● **Exercise**
Work through the data line by line, gathering every line that has the word "true".

__________________________________________________

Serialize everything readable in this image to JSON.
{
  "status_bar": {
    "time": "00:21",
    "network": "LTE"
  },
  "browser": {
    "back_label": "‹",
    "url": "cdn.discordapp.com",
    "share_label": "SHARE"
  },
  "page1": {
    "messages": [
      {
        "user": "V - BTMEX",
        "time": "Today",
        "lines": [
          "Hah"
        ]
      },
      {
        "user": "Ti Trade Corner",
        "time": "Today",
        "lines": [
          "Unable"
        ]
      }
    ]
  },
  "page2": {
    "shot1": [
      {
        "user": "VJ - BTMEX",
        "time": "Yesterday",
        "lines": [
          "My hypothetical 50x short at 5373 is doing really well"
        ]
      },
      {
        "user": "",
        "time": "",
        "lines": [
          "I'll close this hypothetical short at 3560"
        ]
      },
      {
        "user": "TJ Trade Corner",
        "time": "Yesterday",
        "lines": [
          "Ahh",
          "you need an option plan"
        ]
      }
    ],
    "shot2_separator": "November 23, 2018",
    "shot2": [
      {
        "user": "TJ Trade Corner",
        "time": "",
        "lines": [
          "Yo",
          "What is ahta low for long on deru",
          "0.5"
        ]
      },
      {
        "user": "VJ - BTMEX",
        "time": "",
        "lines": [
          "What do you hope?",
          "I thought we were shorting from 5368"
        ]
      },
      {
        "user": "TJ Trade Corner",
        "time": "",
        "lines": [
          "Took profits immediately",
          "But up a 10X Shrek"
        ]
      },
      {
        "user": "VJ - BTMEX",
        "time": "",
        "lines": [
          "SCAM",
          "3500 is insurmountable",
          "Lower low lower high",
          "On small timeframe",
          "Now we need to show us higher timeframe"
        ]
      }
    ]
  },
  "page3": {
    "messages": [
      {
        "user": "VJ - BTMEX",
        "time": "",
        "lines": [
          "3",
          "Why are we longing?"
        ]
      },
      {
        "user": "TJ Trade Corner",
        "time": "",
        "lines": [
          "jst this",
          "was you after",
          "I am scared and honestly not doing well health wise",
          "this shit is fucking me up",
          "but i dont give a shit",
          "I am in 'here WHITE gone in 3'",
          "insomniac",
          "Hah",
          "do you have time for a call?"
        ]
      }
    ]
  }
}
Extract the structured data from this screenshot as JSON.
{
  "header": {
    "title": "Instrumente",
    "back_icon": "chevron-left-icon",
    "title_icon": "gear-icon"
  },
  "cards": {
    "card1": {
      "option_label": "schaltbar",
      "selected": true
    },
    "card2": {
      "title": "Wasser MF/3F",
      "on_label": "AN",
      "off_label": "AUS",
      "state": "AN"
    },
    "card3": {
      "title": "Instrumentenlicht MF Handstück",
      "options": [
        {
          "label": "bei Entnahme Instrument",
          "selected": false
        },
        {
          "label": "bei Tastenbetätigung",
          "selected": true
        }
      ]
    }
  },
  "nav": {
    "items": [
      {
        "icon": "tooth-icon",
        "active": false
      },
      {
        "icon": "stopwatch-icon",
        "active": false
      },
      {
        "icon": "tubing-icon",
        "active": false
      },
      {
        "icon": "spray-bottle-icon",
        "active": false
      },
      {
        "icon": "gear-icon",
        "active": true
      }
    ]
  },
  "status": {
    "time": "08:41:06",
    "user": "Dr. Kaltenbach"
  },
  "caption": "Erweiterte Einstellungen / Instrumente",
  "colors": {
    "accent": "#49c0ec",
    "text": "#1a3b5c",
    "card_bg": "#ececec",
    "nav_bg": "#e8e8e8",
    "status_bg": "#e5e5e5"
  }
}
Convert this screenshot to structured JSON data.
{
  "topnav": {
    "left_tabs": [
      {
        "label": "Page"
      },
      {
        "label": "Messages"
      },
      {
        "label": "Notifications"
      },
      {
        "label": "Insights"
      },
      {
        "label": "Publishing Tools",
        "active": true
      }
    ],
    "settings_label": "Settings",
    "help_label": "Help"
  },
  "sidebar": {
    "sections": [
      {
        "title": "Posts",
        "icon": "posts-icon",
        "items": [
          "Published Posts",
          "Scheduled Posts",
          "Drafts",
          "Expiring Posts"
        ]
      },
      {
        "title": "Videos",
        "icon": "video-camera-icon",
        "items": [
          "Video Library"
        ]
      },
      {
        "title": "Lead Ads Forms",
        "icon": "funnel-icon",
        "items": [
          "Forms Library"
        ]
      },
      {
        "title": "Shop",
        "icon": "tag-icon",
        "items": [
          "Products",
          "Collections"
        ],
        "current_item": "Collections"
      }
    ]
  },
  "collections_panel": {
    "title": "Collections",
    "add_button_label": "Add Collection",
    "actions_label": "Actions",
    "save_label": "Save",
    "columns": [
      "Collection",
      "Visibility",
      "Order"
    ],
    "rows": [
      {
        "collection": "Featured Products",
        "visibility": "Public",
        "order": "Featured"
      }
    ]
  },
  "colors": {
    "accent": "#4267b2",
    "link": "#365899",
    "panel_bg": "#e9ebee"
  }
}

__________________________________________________

● **Reply to the exercise**
      "selected": true
          "selected": true
        "active": true
        "active": true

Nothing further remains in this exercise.